In fact, most of the team made big shots throughout the night. The Cavaliers shot 53.7% for the game (29-54) and 56.3% (9-16) from 3-point range. The four players in double figures made 25 of 44 shots (56.8%). The hosts avoided the Cardinals’ shot-blocking prowess too, having just one shot turned away during the game. The Cards entered with an average of 7.1 blocks per game, which ranked No. 2 nationally.
UVA needed that sharp-shooting night. Louisville became the first team this season to reach 50% shooting as the visitors made 25 of 50 shots. That included 44.4% shooting from 3-point range where they knocked down eight of 18 attempts.
The Cardinals got a big outing from Ray Spalding, who made eight of 10 shots to finish with 16 points and seven rebounds. Deng Adel added 15 points on five-of-nine shooting to go with five boards. V.J. King had 10 points on three-of-eight shooting. The team as a whole managed to expose the paint area with some drives and post feeds and made some timely 3-pointers to balance out the attack.
Still, Virginia shook off seven ties and three lead changes in the first half to eventually lead for the final 23:23 of action. The lead grew to as high as 14 points and the closest Louisville got was a five-point deficit in the final four minutes. The Hoos simply had too many players making shots so trading baskets wasn’t enough for the Cardinals to get a road win.

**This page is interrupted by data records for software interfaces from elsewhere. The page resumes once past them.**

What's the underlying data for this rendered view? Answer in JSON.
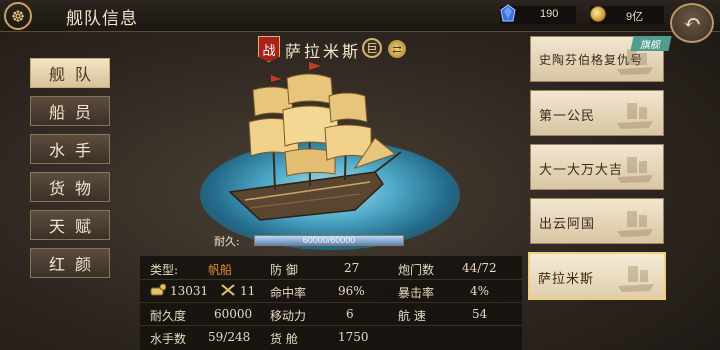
{
  "header": {
    "title": "舰队信息"
  },
  "resources": {
    "gems": "190",
    "gold": "9亿"
  },
  "menu": {
    "items": [
      {
        "label": "舰队"
      },
      {
        "label": "船员"
      },
      {
        "label": "水手"
      },
      {
        "label": "货物"
      },
      {
        "label": "天赋"
      },
      {
        "label": "红颜"
      }
    ],
    "active_index": 0
  },
  "ship": {
    "badge": "战",
    "name": "萨拉米斯",
    "size_badge": "巨",
    "durability_label": "耐久:",
    "durability_text": "60000/60000",
    "durability_fraction": 1.0
  },
  "stats": {
    "type_label": "类型:",
    "type_value": "帆船",
    "defense_label": "防 御",
    "defense_value": "27",
    "cannon_slots_label": "炮门数",
    "cannon_slots_value": "44/72",
    "cargo_cap_value": "13031",
    "cannons_value": "11",
    "hit_rate_label": "命中率",
    "hit_rate_value": "96%",
    "crit_rate_label": "暴击率",
    "crit_rate_value": "4%",
    "durability_label": "耐久度",
    "durability_value": "60000",
    "mobility_label": "移动力",
    "mobility_value": "6",
    "speed_label": "航 速",
    "speed_value": "54",
    "sailors_label": "水手数",
    "sailors_value": "59/248",
    "hold_label": "货 舱",
    "hold_value": "1750"
  },
  "fleet": {
    "flagship_tag": "旗舰",
    "ships": [
      {
        "name": "史陶芬伯格复仇号"
      },
      {
        "name": "第一公民"
      },
      {
        "name": "大一大万大吉"
      },
      {
        "name": "出云阿国"
      },
      {
        "name": "萨拉米斯"
      }
    ],
    "selected_index": 4
  },
  "colors": {
    "accent_orange": "#e28d2e",
    "card_bg": "#efe3ca",
    "flag_tag": "#4f9d8f"
  }
}
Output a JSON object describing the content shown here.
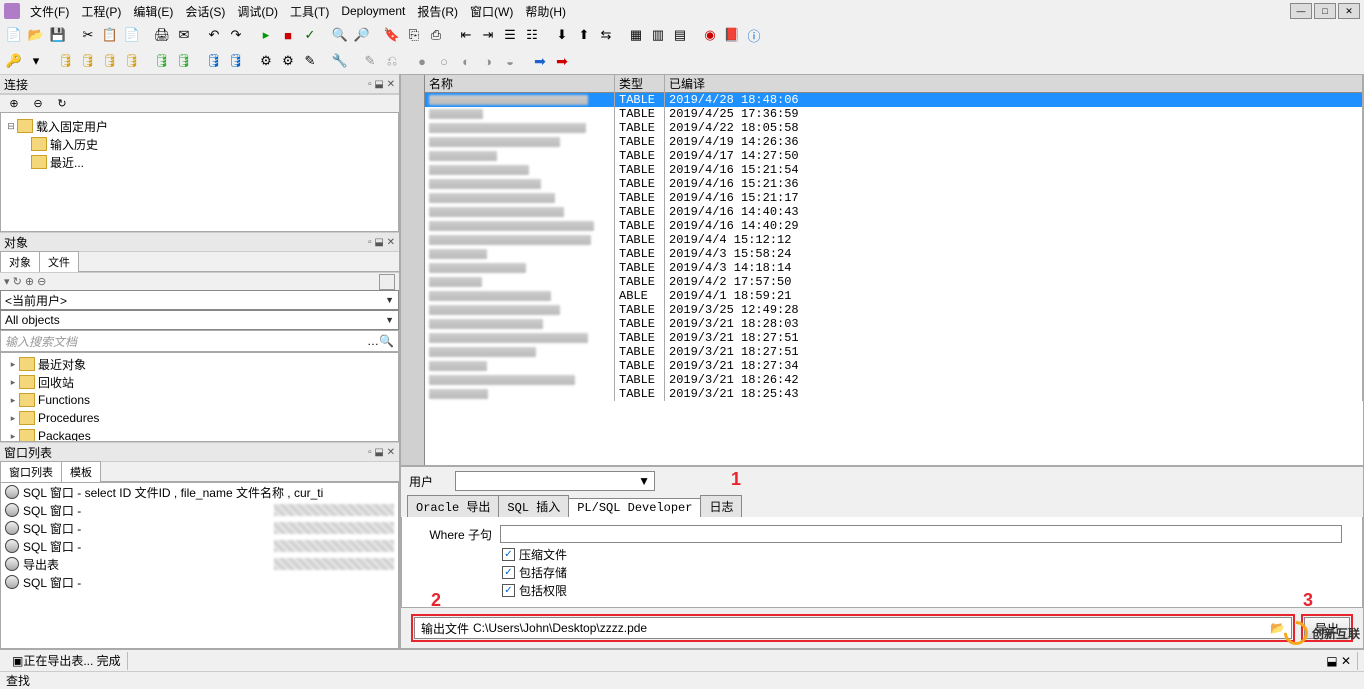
{
  "menu": {
    "items": [
      "文件(F)",
      "工程(P)",
      "编辑(E)",
      "会话(S)",
      "调试(D)",
      "工具(T)",
      "Deployment",
      "报告(R)",
      "窗口(W)",
      "帮助(H)"
    ]
  },
  "panels": {
    "connect": "连接",
    "objects": "对象",
    "tabs1": [
      "对象",
      "文件"
    ],
    "current_user": "<当前用户>",
    "all_objects": "All objects",
    "search_ph": "输入搜索文档",
    "winlist": "窗口列表",
    "tabs2": [
      "窗口列表",
      "模板"
    ]
  },
  "conn_tree": [
    "载入固定用户",
    "输入历史",
    "最近..."
  ],
  "obj_tree": [
    "最近对象",
    "回收站",
    "Functions",
    "Procedures",
    "Packages"
  ],
  "winlist": [
    "SQL 窗口 - select ID 文件ID , file_name 文件名称 , cur_ti",
    "SQL 窗口 - ",
    "SQL 窗口 - ",
    "SQL 窗口 - ",
    "导出表",
    "SQL 窗口 - "
  ],
  "grid": {
    "headers": [
      "名称",
      "类型",
      "已编译"
    ],
    "rows": [
      [
        "TABLE",
        "2019/4/28 18:48:06"
      ],
      [
        "TABLE",
        "2019/4/25 17:36:59"
      ],
      [
        "TABLE",
        "2019/4/22 18:05:58"
      ],
      [
        "TABLE",
        "2019/4/19 14:26:36"
      ],
      [
        "TABLE",
        "2019/4/17 14:27:50"
      ],
      [
        "TABLE",
        "2019/4/16 15:21:54"
      ],
      [
        "TABLE",
        "2019/4/16 15:21:36"
      ],
      [
        "TABLE",
        "2019/4/16 15:21:17"
      ],
      [
        "TABLE",
        "2019/4/16 14:40:43"
      ],
      [
        "TABLE",
        "2019/4/16 14:40:29"
      ],
      [
        "TABLE",
        "2019/4/4 15:12:12"
      ],
      [
        "TABLE",
        "2019/4/3 15:58:24"
      ],
      [
        "TABLE",
        "2019/4/3 14:18:14"
      ],
      [
        "TABLE",
        "2019/4/2 17:57:50"
      ],
      [
        "ABLE",
        "2019/4/1 18:59:21"
      ],
      [
        "TABLE",
        "2019/3/25 12:49:28"
      ],
      [
        "TABLE",
        "2019/3/21 18:28:03"
      ],
      [
        "TABLE",
        "2019/3/21 18:27:51"
      ],
      [
        "TABLE",
        "2019/3/21 18:27:51"
      ],
      [
        "TABLE",
        "2019/3/21 18:27:34"
      ],
      [
        "TABLE",
        "2019/3/21 18:26:42"
      ],
      [
        "TABLE",
        "2019/3/21 18:25:43"
      ]
    ]
  },
  "form": {
    "user_lbl": "用户",
    "tabs": [
      "Oracle 导出",
      "SQL 插入",
      "PL/SQL Developer",
      "日志"
    ],
    "where_lbl": "Where 子句",
    "chk1": "压缩文件",
    "chk2": "包括存储",
    "chk3": "包括权限",
    "out_lbl": "输出文件",
    "out_path": "C:\\Users\\John\\Desktop\\zzzz.pde",
    "btn": "导出",
    "num1": "1",
    "num2": "2",
    "num3": "3"
  },
  "status": {
    "left": "查找",
    "mid": "正在导出表...  完成"
  },
  "watermark": "创新互联"
}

“When they shoot the ball like that you are going to have to make more than eight three’s to beat them,” Padgett said. “Our guys competed for every single second of those 40 minutes. It is just a game where you literally have to tip your hat to the other team because they just made big plays and big shots. … If you were going to tell me we would come in here and shoot 50 percent and score 64 points, I would have liked our chances but sometimes the other team just makes more shots than you do, so you just have to give them all the credit in the world. There is a reason they are number two in the country and it showed tonight.”